U.S. Congressman Phil Roe, right, joined Clinchfield Federal Credit Union CEO Sandy Lingerfelt and Clinchfield Federal Credit Union Board Chairman Paul Monk for the ribbon cutting ceremony of the institution’s new branch at Unicoi County High. (Erwin Record Staff Photo by Richard Rourk)

By Richard Rourk

Students at Unicoi County High School welcomed a new service to campus on Monday, Sept. 17, as the Clinchfield Federal Credit Union is officially opened for business in the heart of Blue Nation.

Clinchfield Federal Credit Union CEO Sandy Lingerfelt was on hand to cut the ribbon with some very special guests. There was a group of more than 20 people to open the newest branch. Joining Lingerfelt and the students of Unicoi High School were members of Clinchfield Federal Credit Union’s Board, Unicoi County Schools Director John English, former Unicoi County Mayor Greg Lynch, and special guest U.S. Congressman Phil Roe. Also in attendance representing Clinchfield Federal Credit Union were Senior Vice President of Marketing & IT Allison Anderson and Business Development Representative April Simmons.

The ribbon cutting took place in the commons area of Unicoi County High School where the branch will reside. At this new location, the students will receive the same service that Clinchfield Federal Credit Union has been providing the community since 1947. Currently the credit union will be open on campus Thursday’s 11:30 A.M.-1:30 P.M.

“This is a great idea,” Roe said. “It is important to teach financial literacy as early as you can. I am actually working on a bill that would begin saving at birth. My idea is to put $2,000 away when a child is born. That money stays until retirement age for the individual. The most powerful thing in the world is compound interest.”

Roe wasn’t the only one who praised Lingerfelt’s idea.

“What a great idea,” English said. “We appreciate everybody at Clinchfield for bringing it to us. Anytime we can work together and teach the students things like financial literacy, it’s a good thing. Thank you again for your partnership and all that you do.”

The idea for the credit union on campus began when Lingerfelt began speaking with Joey Lewis’ personal finance class and realized there was a great need for it.

“They have credit unions in schools in areas like Nashville, but this in new to this area,” Lingerfelt said. “The plan is to utilize the facilities for educational purposes and to, in the near future, have the branch be led by the students.”

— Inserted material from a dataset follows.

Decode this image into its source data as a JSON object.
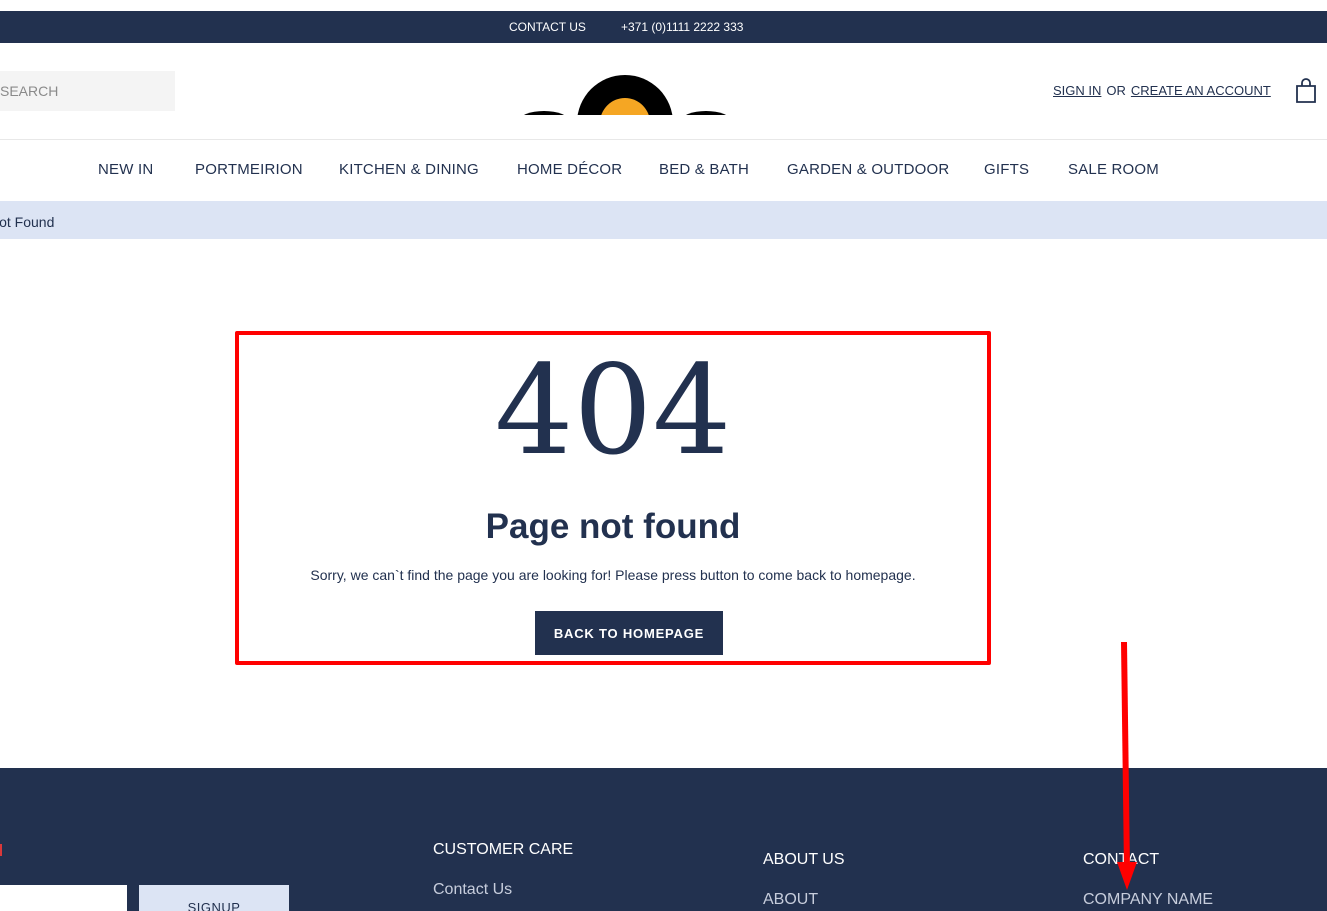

The credit union allows students to bank at school. By having the credit union there, students will be able to get cash when they need it most. If they need cash for a sporting event, field trip, or even lunch, they can just swing by. Students don’t have to be 18 to open an account either. As long as a guardian is willing to co-sign with the student, they can open an account.

According to Lingerfelt there may be more opportunities for even younger children to get exposed to financial education. She is currently looking at grants to start a program for elementary and middle school aged children to get a better understanding of financial stability. “We take piggy banks to the younger children and let them fill them,” Lingerfelt said. “We bring a coin counting machine in and let the children empty their piggy banks so they can see first hand how saving works.”

If you are interested in finding out more about Clinchfield Federal Credit Union or you are interested in opening an account, please visit or stop by their 1038 North Main Ave. location.